The process of inserting a needle into the chest in order to aspirate and remove the free air is called thoracocentesis. It is important that anytime you insert a needle into the chest cavity that you don't inadvertantly introduce bacteria into it, so we did a surgical prep of Max's skin over his rib cage on both sides of his chest. This involved clipping the hair off and scrubbing the skin with an antimicrobial solution. We inserted a needle into his chest, attached some tubing and a syringe, and pulled some air off his chest-and continued to do this over and over and over for well over an hour. we finally got negative pressure on the syringe after almost 10,000 mls of free air was drawn off the left side of his chest and another 1000 mls was taken off his right side. I suspect the two sides were communicating with each other and the "little" extra taken off the second side was just found in a pocket there, but regardless, it was an impressive volume-over 2 1/2 gallons of air where it shouldn't have been!
It was pretty darned cool to watch Max during his thoracocentesis procedure. Initially, it was very difficult for him to sit still for us; there just wasn't any position where he was comfortable and he became cyanotic very frequently from stuggling/panicking. He required oxygen by the face mask, but we had to just keep forging ahead. As more and more air was removed, Max became visibly more comfortable. At first, we noticed he was simply breathing through his nose; he was no longer open-mouthed breathing or panting. Then he became more and more relaxed to the point he rested his head in his nurse's lap, sighing deeply, and even shutting his eyes a bit. He was exhausted, the poor thing, and relieving the air gave him the freedom to stop struggling and just rest. We all felt so good for him.

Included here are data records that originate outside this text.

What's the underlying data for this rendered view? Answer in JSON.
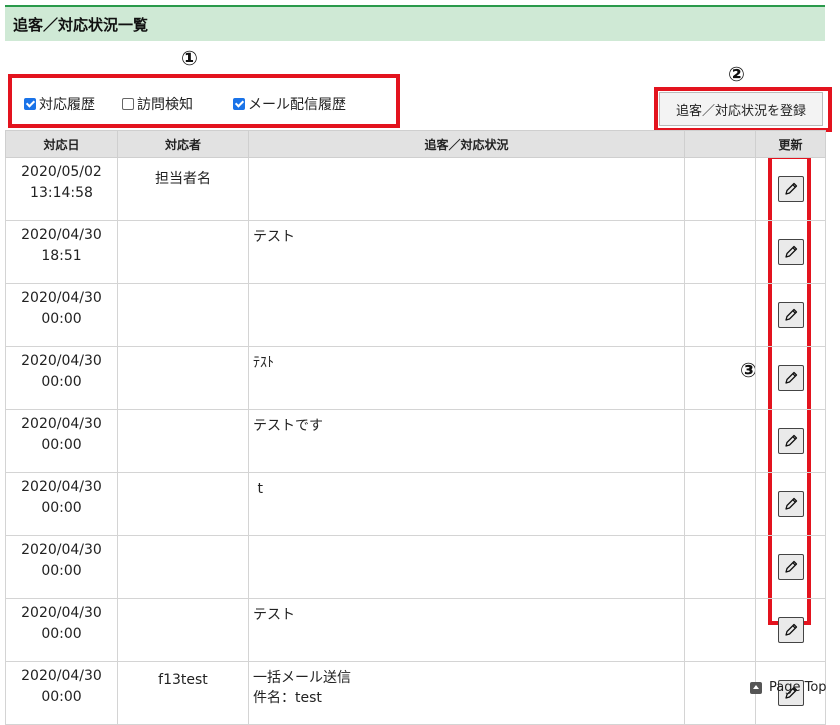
{
  "header": {
    "title": "追客／対応状況一覧"
  },
  "markers": {
    "m1": "①",
    "m2": "②",
    "m3": "③"
  },
  "filters": [
    {
      "label": "対応履歴",
      "checked": true
    },
    {
      "label": "訪問検知",
      "checked": false
    },
    {
      "label": "メール配信履歴",
      "checked": true
    }
  ],
  "register_button": {
    "label": "追客／対応状況を登録"
  },
  "table": {
    "headers": [
      "対応日",
      "対応者",
      "追客／対応状況",
      "",
      "更新"
    ],
    "rows": [
      {
        "date": "2020/05/02",
        "time": "13:14:58",
        "person": "担当者名",
        "status1": "",
        "status2": ""
      },
      {
        "date": "2020/04/30",
        "time": "18:51",
        "person": "",
        "status1": "テスト",
        "status2": ""
      },
      {
        "date": "2020/04/30",
        "time": "00:00",
        "person": "",
        "status1": "",
        "status2": ""
      },
      {
        "date": "2020/04/30",
        "time": "00:00",
        "person": "",
        "status1": "ﾃｽﾄ",
        "status2": ""
      },
      {
        "date": "2020/04/30",
        "time": "00:00",
        "person": "",
        "status1": "テストです",
        "status2": ""
      },
      {
        "date": "2020/04/30",
        "time": "00:00",
        "person": "",
        "status1": " t",
        "status2": ""
      },
      {
        "date": "2020/04/30",
        "time": "00:00",
        "person": "",
        "status1": "",
        "status2": ""
      },
      {
        "date": "2020/04/30",
        "time": "00:00",
        "person": "",
        "status1": "テスト",
        "status2": ""
      },
      {
        "date": "2020/04/30",
        "time": "00:00",
        "person": "f13test",
        "status1": "一括メール送信",
        "status2": "件名：test"
      }
    ]
  },
  "footer": {
    "page_top": "Page Top"
  },
  "colors": {
    "highlight": "#e3131e",
    "title_bg": "#cfe9d5",
    "title_border": "#2a9a4b"
  }
}
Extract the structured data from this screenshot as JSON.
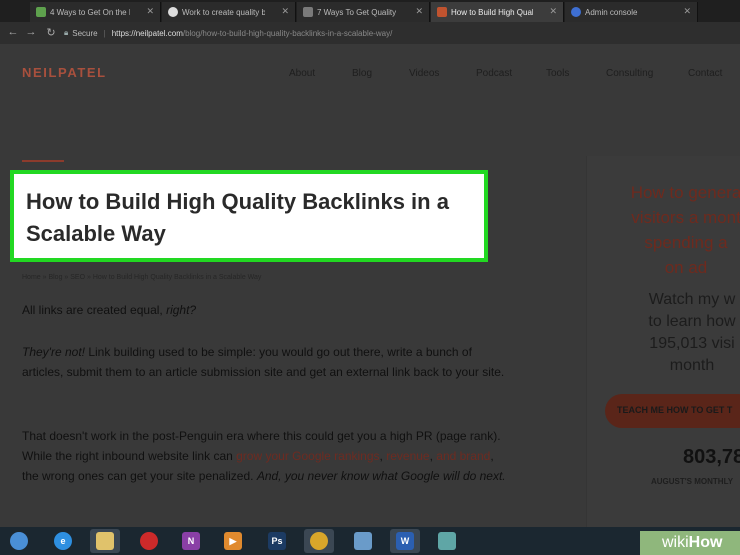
{
  "browser": {
    "tabs": [
      {
        "label": "4 Ways to Get On the F",
        "icon": "wikihow-tab-icon",
        "color": "#5ea14d",
        "active": false
      },
      {
        "label": "Work to create quality b",
        "icon": "google-tab-icon",
        "color": "#dddddd",
        "active": false
      },
      {
        "label": "7 Ways To Get Quality B",
        "icon": "doc-tab-icon",
        "color": "#7a7a7a",
        "active": false
      },
      {
        "label": "How to Build High Qual",
        "icon": "neilpatel-tab-icon",
        "color": "#c0532f",
        "active": true
      },
      {
        "label": "Admin console",
        "icon": "admin-tab-icon",
        "color": "#3e6fd2",
        "active": false
      }
    ],
    "secure_label": "Secure",
    "url_host": "https://neilpatel.com",
    "url_path": "/blog/how-to-build-high-quality-backlinks-in-a-scalable-way/"
  },
  "site": {
    "logo": "NEILPATEL",
    "nav": [
      "About",
      "Blog",
      "Videos",
      "Podcast",
      "Tools",
      "Consulting",
      "Contact"
    ]
  },
  "article": {
    "title": "How to Build High Quality Backlinks in a Scalable Way",
    "breadcrumb": "Home » Blog » SEO » How to Build High Quality Backlinks in a Scalable Way",
    "p1_text": "All links are created equal, ",
    "p1_italic": "right?",
    "p2_italic": "They're not!",
    "p2_text": " Link building used to be simple: you would go out there, write a bunch of articles, submit them to an article submission site and get an external link back to your site.",
    "p3_a": "That doesn't work in the post-Penguin era where this could get you a high PR (page rank). While the right inbound website link can ",
    "p3_link1": "grow your Google rankings",
    "p3_b": ", ",
    "p3_link2": "revenue",
    "p3_c": ", ",
    "p3_link3": "and brand",
    "p3_d": ", the wrong ones can get your site penalized. ",
    "p3_italic": "And, you never know what Google will do next."
  },
  "sidebar": {
    "title_lines": [
      "How to genera",
      "visitors a mont",
      "spending a",
      "on ad"
    ],
    "text_lines": [
      "Watch my w",
      "to learn how",
      "195,013 visi",
      "month"
    ],
    "cta": "TEACH ME HOW TO GET T",
    "number": "803,78",
    "sub": "AUGUST'S MONTHLY"
  },
  "taskbar": {
    "items": [
      {
        "name": "start-orb-icon",
        "glyph": "",
        "color": "#4a8fd6"
      },
      {
        "name": "internet-explorer-icon",
        "glyph": "e",
        "color": "#2e8fe0"
      },
      {
        "name": "file-explorer-icon",
        "glyph": "",
        "color": "#e0c26b"
      },
      {
        "name": "media-player-icon",
        "glyph": "",
        "color": "#cc2a2a"
      },
      {
        "name": "onenote-icon",
        "glyph": "N",
        "color": "#8a3fa6"
      },
      {
        "name": "play-app-icon",
        "glyph": "▶",
        "color": "#e08a2e"
      },
      {
        "name": "photoshop-icon",
        "glyph": "Ps",
        "color": "#1c3b63"
      },
      {
        "name": "chrome-icon",
        "glyph": "",
        "color": "#d9a62a"
      },
      {
        "name": "paint-app-icon",
        "glyph": "",
        "color": "#6a9bc9"
      },
      {
        "name": "word-icon",
        "glyph": "W",
        "color": "#2b5fb1"
      },
      {
        "name": "notes-app-icon",
        "glyph": "",
        "color": "#5fa6a6"
      }
    ],
    "watermark_a": "wiki",
    "watermark_b": "How"
  }
}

We never did find out the cause of Max's pneumothorax, but he was lucky. We sent him home and over night and through the next day, there was no evidence that the pneumothorax was returning. We never did have to place a chest tube, but we did put him on some antibiotics and some antiinflammatory medications. We had Max come in that next day and we listened to his chest, but you could just tell by looking at his face and reading his demeanor that he was back to his happy, rested self-no longer preoccupied with where his next breath was going to come from. His owners were please and very relieved, and it looked like they were able to finally get some sleep, too. Breathing is a good thing.